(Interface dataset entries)
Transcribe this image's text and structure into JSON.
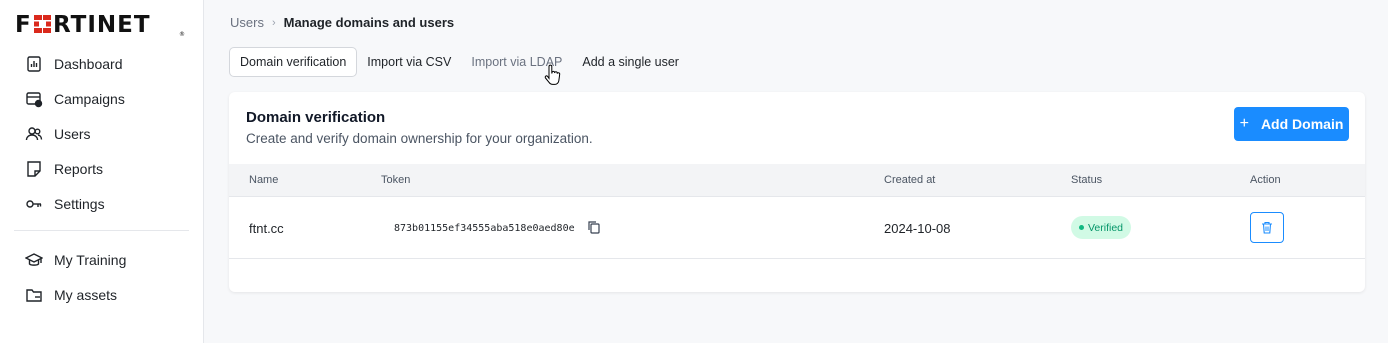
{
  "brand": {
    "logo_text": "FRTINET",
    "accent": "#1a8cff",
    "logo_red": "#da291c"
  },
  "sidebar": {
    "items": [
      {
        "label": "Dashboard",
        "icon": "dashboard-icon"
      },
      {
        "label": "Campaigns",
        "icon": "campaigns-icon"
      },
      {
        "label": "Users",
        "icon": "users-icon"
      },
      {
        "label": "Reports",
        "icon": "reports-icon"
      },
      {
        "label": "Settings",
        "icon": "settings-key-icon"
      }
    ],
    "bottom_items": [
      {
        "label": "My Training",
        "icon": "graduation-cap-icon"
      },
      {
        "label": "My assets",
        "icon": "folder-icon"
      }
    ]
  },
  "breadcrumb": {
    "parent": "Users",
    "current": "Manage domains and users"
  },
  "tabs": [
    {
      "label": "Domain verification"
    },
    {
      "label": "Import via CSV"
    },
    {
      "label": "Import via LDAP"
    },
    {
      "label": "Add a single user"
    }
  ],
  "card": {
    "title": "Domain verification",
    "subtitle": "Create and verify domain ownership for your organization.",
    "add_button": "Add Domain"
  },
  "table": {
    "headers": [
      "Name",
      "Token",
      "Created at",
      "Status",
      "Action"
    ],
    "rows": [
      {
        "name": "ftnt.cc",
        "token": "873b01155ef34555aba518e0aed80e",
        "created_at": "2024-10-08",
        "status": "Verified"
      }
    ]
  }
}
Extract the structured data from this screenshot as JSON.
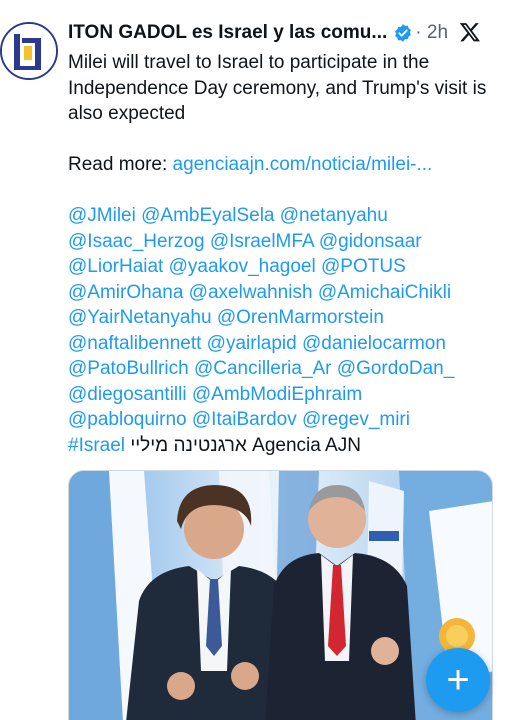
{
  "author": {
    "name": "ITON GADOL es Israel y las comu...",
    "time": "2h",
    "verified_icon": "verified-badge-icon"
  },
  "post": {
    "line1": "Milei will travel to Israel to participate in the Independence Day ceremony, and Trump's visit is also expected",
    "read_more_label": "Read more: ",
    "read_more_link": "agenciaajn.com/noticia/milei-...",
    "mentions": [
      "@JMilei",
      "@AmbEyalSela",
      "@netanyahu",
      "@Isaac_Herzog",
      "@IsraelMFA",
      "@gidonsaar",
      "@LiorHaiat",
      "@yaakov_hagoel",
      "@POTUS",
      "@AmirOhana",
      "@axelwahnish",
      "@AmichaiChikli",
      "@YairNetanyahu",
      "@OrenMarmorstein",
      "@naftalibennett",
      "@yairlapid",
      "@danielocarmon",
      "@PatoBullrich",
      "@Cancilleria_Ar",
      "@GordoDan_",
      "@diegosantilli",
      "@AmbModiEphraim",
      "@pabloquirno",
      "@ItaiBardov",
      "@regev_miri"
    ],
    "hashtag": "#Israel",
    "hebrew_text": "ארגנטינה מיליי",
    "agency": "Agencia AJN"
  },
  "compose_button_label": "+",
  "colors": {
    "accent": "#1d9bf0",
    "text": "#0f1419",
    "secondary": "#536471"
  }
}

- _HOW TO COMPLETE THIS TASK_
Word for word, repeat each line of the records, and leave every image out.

- _EXERCISE ANSWER_
Transcribe this image's text and structure into JSON.
{
  "brand": {
    "logo_text": "FRTINET",
    "accent": "#1a8cff",
    "logo_red": "#da291c"
  },
  "sidebar": {
    "items": [
      {
        "label": "Dashboard",
        "icon": "dashboard-icon"
      },
      {
        "label": "Campaigns",
        "icon": "campaigns-icon"
      },
      {
        "label": "Users",
        "icon": "users-icon"
      },
      {
        "label": "Reports",
        "icon": "reports-icon"
      },
      {
        "label": "Settings",
        "icon": "settings-key-icon"
      }
    ],
    "bottom_items": [
      {
        "label": "My Training",
        "icon": "graduation-cap-icon"
      },
      {
        "label": "My assets",
        "icon": "folder-icon"
      }
    ]
  },
  "breadcrumb": {
    "parent": "Users",
    "current": "Manage domains and users"
  },
  "tabs": [
    {
      "label": "Domain verification"
    },
    {
      "label": "Import via CSV"
    },
    {
      "label": "Import via LDAP"
    },
    {
      "label": "Add a single user"
    }
  ],
  "card": {
    "title": "Domain verification",
    "subtitle": "Create and verify domain ownership for your organization.",
    "add_button": "Add Domain"
  },
  "table": {
    "headers": [
      "Name",
      "Token",
      "Created at",
      "Status",
      "Action"
    ],
    "rows": [
      {
        "name": "ftnt.cc",
        "token": "873b01155ef34555aba518e0aed80e",
        "created_at": "2024-10-08",
        "status": "Verified"
      }
    ]
  }
}
Extract the structured data from this screenshot as JSON.
{
  "author": {
    "name": "ITON GADOL es Israel y las comu...",
    "time": "2h",
    "verified_icon": "verified-badge-icon"
  },
  "post": {
    "line1": "Milei will travel to Israel to participate in the Independence Day ceremony, and Trump's visit is also expected",
    "read_more_label": "Read more: ",
    "read_more_link": "agenciaajn.com/noticia/milei-...",
    "mentions": [
      "@JMilei",
      "@AmbEyalSela",
      "@netanyahu",
      "@Isaac_Herzog",
      "@IsraelMFA",
      "@gidonsaar",
      "@LiorHaiat",
      "@yaakov_hagoel",
      "@POTUS",
      "@AmirOhana",
      "@axelwahnish",
      "@AmichaiChikli",
      "@YairNetanyahu",
      "@OrenMarmorstein",
      "@naftalibennett",
      "@yairlapid",
      "@danielocarmon",
      "@PatoBullrich",
      "@Cancilleria_Ar",
      "@GordoDan_",
      "@diegosantilli",
      "@AmbModiEphraim",
      "@pabloquirno",
      "@ItaiBardov",
      "@regev_miri"
    ],
    "hashtag": "#Israel",
    "hebrew_text": "ארגנטינה מיליי",
    "agency": "Agencia AJN"
  },
  "compose_button_label": "+",
  "colors": {
    "accent": "#1d9bf0",
    "text": "#0f1419",
    "secondary": "#536471"
  }
}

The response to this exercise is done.